Wasn’t it Hillary Clinton’s campaign that leaked pictures of Obama in Somali traditional garb, looking just like that crazy figure on the cover of The New Yorker? And didn’t Clinton herself suggest that white, working-class America wouldn’t vote for black, hypereducated Obama?

And wasn’t it The New York Times that published an op-ed by a right-wing commentator that was such an ignorant and embarrassing display, claiming that Obama wasn’t Muslim enough and would be hunted by Muslims because he had abandoned the faith of his father — who was an atheist, by the way.

Just as we were amused at how confounded Americans are that we, too, have bread and fruit in our countries, the Obamas confound because they don’t fit with in simplistic boxes meant to keep them securely in their place. They’re not at all the black stereotype, and it seems to scare the hell out of some Americans.

Jack White points out in an essay on The Root Web site: “We are all, including Obama, in a place we never really thought we would be, and it has knocked us off our feet.
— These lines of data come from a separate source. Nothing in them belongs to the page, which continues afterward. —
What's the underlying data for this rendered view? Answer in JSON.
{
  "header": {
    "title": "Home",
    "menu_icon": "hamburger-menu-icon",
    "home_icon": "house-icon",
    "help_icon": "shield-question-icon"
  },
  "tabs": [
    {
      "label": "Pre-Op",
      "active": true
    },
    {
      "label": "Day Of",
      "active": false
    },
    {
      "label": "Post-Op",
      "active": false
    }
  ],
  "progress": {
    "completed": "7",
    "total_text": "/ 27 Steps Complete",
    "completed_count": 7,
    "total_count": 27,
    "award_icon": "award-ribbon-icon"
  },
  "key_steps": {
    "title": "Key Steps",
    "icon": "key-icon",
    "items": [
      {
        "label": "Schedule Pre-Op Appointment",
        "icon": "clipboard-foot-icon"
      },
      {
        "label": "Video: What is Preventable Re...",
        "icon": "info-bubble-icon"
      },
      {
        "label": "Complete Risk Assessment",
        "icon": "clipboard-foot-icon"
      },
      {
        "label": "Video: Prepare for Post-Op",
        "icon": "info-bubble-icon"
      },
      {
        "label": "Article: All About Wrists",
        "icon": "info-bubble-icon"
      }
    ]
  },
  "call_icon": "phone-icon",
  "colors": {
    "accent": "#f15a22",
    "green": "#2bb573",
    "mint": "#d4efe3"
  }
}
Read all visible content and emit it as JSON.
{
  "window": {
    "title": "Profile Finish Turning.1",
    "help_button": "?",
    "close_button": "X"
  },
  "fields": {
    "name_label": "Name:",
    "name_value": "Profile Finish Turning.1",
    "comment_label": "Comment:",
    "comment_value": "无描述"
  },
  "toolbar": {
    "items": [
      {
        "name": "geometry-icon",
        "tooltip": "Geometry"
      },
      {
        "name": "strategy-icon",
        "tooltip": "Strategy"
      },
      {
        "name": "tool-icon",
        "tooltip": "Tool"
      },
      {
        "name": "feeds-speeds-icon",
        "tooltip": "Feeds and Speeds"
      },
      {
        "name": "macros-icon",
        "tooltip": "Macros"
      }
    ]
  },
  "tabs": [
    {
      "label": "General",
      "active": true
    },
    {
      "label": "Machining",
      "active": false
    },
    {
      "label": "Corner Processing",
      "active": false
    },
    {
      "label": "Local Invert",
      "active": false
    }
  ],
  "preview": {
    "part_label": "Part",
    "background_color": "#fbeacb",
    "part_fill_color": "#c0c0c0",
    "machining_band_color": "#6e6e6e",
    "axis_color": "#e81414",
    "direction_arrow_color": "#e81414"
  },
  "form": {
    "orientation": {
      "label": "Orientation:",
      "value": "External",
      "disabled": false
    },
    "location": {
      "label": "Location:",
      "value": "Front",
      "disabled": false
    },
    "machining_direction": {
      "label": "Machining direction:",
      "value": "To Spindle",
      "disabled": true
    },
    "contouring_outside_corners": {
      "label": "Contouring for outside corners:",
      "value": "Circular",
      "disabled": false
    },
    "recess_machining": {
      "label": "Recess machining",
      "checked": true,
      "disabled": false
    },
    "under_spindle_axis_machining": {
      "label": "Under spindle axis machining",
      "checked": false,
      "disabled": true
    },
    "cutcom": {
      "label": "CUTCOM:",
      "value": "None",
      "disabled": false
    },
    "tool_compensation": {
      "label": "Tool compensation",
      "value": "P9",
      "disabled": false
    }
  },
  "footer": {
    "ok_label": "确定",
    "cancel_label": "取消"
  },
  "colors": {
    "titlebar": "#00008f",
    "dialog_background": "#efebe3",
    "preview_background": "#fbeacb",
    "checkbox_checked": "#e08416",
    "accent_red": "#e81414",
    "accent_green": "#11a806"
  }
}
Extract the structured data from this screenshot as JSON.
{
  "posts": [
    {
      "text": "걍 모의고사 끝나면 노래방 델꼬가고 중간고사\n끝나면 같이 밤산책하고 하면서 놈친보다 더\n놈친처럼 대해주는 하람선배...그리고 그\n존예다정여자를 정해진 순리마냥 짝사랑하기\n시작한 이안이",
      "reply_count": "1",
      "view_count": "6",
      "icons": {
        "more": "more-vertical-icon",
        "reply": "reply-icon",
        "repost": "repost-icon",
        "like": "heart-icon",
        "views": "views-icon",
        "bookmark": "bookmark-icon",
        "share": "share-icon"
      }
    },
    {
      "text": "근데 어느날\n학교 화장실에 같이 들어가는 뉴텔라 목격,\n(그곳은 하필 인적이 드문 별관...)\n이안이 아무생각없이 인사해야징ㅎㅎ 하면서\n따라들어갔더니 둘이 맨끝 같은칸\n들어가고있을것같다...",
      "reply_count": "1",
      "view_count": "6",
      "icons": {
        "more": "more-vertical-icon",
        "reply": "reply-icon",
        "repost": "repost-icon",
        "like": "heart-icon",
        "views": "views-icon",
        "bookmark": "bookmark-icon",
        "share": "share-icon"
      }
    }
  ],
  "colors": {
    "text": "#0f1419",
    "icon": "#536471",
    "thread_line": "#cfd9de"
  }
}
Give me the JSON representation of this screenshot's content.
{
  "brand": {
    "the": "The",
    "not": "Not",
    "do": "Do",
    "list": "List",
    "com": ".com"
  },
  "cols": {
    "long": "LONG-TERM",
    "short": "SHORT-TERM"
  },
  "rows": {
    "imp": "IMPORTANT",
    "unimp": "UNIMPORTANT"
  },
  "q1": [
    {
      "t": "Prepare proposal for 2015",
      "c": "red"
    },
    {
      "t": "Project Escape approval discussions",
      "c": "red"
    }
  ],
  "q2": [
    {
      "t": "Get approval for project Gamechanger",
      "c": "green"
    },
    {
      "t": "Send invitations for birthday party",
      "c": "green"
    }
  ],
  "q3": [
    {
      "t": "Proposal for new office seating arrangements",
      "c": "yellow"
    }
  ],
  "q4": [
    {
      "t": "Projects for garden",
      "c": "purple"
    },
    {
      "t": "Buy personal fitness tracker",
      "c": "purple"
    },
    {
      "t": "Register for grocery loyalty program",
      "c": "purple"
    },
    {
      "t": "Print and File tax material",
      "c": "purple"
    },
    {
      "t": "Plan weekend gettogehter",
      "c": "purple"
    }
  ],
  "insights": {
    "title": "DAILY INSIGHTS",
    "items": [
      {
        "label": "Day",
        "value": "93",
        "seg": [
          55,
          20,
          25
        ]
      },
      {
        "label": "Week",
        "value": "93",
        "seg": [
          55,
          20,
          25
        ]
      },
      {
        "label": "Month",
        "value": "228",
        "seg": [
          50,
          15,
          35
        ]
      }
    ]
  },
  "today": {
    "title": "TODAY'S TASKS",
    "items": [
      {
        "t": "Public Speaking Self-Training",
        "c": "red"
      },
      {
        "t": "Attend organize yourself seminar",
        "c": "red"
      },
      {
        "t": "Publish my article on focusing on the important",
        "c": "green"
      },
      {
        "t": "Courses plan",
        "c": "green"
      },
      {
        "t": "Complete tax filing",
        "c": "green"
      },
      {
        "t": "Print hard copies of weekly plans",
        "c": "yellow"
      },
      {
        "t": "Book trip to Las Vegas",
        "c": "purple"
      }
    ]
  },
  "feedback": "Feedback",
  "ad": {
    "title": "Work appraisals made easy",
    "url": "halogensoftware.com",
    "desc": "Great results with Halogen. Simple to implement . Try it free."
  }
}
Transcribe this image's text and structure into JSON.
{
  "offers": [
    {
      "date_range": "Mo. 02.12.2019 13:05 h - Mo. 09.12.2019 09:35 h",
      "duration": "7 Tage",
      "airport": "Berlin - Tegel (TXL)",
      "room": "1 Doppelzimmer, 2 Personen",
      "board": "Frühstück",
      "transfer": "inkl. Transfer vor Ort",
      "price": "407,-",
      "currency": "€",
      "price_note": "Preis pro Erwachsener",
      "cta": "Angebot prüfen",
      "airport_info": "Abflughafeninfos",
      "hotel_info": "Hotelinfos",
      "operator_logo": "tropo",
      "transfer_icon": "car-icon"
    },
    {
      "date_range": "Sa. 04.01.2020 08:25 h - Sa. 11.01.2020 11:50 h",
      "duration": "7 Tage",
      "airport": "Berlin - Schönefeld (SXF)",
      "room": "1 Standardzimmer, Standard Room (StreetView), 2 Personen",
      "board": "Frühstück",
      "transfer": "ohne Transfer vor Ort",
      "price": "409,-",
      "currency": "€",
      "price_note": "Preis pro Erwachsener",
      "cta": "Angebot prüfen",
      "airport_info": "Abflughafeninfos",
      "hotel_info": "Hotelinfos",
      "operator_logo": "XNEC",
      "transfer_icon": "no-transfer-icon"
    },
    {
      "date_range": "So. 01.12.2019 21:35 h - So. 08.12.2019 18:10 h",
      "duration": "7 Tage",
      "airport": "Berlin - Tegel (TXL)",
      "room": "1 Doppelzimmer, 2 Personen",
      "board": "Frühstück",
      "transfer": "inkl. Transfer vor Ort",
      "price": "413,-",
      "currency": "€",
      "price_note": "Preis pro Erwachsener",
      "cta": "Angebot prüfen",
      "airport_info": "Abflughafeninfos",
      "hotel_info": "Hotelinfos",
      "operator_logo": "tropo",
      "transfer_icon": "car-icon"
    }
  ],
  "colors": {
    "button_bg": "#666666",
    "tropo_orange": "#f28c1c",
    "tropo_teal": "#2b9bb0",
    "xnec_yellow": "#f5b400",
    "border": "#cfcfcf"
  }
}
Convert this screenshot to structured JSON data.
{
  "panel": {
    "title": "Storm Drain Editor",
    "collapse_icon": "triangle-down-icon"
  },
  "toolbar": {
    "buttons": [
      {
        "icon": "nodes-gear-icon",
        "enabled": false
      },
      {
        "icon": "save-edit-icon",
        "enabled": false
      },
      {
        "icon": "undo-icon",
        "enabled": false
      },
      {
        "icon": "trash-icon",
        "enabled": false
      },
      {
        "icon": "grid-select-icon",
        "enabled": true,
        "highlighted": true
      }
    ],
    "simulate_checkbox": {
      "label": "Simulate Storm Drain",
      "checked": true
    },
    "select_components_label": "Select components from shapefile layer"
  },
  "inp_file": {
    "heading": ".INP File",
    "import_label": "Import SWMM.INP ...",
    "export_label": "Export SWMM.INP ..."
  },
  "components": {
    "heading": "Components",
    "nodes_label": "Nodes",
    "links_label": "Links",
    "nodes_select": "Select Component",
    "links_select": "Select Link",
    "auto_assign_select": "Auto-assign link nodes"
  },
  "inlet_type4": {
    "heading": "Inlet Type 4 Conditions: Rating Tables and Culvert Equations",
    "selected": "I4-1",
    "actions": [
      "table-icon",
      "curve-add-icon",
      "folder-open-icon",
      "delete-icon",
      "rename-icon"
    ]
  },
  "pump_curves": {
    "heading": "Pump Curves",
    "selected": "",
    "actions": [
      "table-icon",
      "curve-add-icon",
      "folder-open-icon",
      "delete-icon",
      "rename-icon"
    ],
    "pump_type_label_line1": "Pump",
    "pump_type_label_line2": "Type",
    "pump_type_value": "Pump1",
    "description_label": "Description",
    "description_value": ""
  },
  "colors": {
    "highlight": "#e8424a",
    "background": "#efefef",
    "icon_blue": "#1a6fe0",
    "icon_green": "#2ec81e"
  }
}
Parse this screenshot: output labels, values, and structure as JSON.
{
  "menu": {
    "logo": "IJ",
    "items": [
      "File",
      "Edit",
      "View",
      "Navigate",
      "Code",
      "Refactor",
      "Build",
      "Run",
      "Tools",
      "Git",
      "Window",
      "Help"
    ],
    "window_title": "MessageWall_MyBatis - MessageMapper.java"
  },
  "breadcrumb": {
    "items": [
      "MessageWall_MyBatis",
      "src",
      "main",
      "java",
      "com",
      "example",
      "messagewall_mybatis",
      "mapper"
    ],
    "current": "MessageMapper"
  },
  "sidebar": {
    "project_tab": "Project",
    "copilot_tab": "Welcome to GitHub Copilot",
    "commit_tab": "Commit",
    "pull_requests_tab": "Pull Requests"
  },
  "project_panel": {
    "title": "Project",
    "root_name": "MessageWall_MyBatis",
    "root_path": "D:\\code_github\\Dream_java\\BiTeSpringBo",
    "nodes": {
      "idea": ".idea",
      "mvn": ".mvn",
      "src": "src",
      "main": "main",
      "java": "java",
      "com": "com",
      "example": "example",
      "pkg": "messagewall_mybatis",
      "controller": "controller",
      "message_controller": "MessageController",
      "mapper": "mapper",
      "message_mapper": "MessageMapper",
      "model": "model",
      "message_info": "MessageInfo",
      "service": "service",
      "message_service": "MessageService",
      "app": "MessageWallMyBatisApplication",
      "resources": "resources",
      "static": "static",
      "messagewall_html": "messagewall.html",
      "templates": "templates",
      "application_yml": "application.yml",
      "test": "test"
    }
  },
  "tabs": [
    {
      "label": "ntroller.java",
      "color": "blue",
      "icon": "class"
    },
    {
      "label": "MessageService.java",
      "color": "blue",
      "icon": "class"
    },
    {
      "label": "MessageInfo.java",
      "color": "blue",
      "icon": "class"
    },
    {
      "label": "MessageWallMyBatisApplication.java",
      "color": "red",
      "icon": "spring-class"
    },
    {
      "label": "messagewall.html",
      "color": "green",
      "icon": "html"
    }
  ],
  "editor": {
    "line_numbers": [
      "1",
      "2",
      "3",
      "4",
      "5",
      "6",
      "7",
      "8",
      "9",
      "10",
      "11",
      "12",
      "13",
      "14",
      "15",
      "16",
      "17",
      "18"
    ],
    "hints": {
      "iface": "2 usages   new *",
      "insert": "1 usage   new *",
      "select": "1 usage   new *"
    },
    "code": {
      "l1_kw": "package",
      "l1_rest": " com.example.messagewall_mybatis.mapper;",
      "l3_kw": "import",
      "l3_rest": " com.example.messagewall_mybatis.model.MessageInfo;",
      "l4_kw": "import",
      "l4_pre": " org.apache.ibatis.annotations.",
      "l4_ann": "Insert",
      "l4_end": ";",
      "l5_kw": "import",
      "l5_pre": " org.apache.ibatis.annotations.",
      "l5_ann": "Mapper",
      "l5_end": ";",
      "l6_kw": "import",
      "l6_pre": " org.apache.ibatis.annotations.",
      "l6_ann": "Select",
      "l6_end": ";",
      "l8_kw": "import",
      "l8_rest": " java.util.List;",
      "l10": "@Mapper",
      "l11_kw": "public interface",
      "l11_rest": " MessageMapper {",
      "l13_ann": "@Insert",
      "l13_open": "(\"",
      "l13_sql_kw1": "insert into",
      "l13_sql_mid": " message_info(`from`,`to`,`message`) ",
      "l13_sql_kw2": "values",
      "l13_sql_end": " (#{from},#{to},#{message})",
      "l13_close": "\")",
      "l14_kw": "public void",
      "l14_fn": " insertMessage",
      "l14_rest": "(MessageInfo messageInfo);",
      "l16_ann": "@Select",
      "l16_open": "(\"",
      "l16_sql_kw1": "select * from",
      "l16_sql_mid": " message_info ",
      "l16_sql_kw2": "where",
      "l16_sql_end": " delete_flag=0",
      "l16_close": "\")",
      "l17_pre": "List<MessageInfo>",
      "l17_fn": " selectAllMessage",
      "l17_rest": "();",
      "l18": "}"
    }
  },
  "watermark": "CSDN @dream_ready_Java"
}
We don’t know how to act. We don’t have a plan. We’re searching for our equilibrium. And until we regain our footing, we can expect all sorts of bizarre behavior from people who ought to know better. Hold on to your hat.”

Which is why methinks the outrage over Blitt’s cartoon is less an issue of genuine offense and more a case of “the lady doth protest too much.” It touches on a fear of the world changing much too fast for many Americans to keep up.

The New Yorker cover ridicules an America that is being left behind, grappling with quaint notions of Muslims in regulation turban and white robe and militantly angry black women. And whether other countries have bread or fruit.

We, the children of a post-colonial world, don’t fear an Obama planet. It has been our world for a long time. We’re happy finally to see the growing success of one of our own.

No, I didn’t mean a Muslim. Stop hyperventilating.

Mona Eltahawy is an award-winning, New York-based journalist and commentator, and an international lecturer on Arab and Muslim issues.